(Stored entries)

********

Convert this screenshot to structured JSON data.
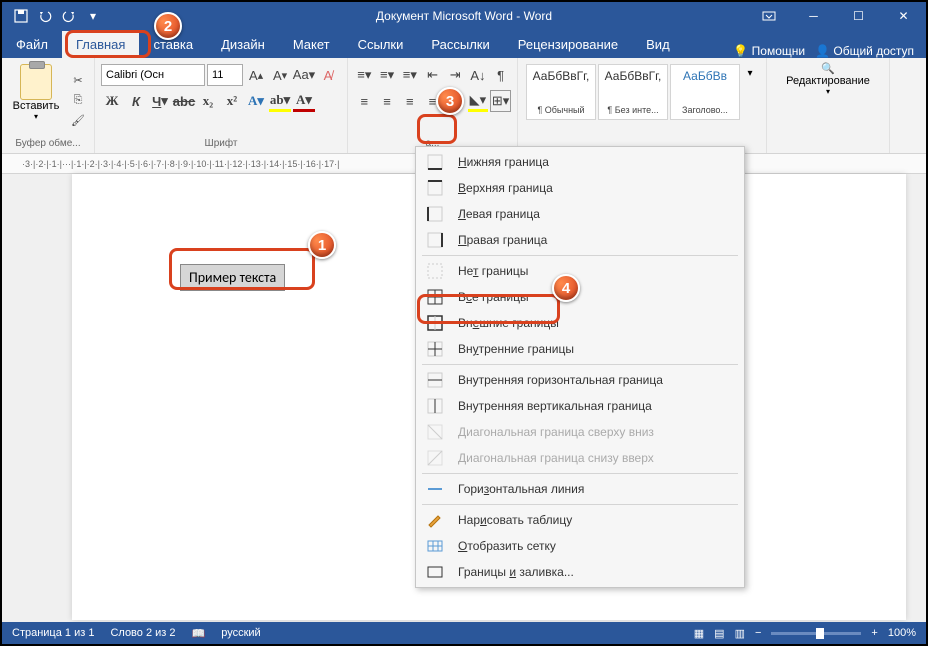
{
  "title": "Документ Microsoft Word - Word",
  "tabs": {
    "file": "Файл",
    "home": "Главная",
    "insert": "ставка",
    "design": "Дизайн",
    "layout": "Макет",
    "references": "Ссылки",
    "mailings": "Рассылки",
    "review": "Рецензирование",
    "view": "Вид",
    "help": "Помощни",
    "share": "Общий доступ"
  },
  "ribbon": {
    "clipboard": {
      "paste": "Вставить",
      "label": "Буфер обме..."
    },
    "font": {
      "name": "Calibri (Осн",
      "size": "11",
      "label": "Шрифт"
    },
    "paragraph": {
      "label": "а..."
    },
    "styles": {
      "s1": "АаБбВвГг,",
      "s1n": "¶ Обычный",
      "s2": "АаБбВвГг,",
      "s2n": "¶ Без инте...",
      "s3": "АаБбВв",
      "s3n": "Заголово..."
    },
    "editing": {
      "label": "Редактирование"
    }
  },
  "ruler": "·3·|·2·|·1·|···|·1·|·2·|·3·|·4·|·5·|·6·|·7·|·8·|·9·|·10·|·11·|·12·|·13·|·14·|·15·|·16·|·17·|",
  "sample": "Пример текста",
  "dropdown": {
    "bottom": "Нижняя граница",
    "top": "Верхняя граница",
    "left": "Левая граница",
    "right": "Правая граница",
    "none": "Нет границы",
    "all": "Все границы",
    "outer": "Внешние границы",
    "inner": "Внутренние границы",
    "hinner": "Внутренняя горизонтальная граница",
    "vinner": "Внутренняя вертикальная граница",
    "ddown": "Диагональная граница сверху вниз",
    "dup": "Диагональная граница снизу вверх",
    "hline": "Горизонтальная линия",
    "draw": "Нарисовать таблицу",
    "grid": "Отобразить сетку",
    "more": "Границы и заливка..."
  },
  "status": {
    "page": "Страница 1 из 1",
    "words": "Слово 2 из 2",
    "lang": "русский",
    "zoom": "100%"
  },
  "callouts": {
    "c1": "1",
    "c2": "2",
    "c3": "3",
    "c4": "4"
  }
}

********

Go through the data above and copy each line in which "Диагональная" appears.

    "ddown": "Диагональная граница сверху вниз",
    "dup": "Диагональная граница снизу вверх",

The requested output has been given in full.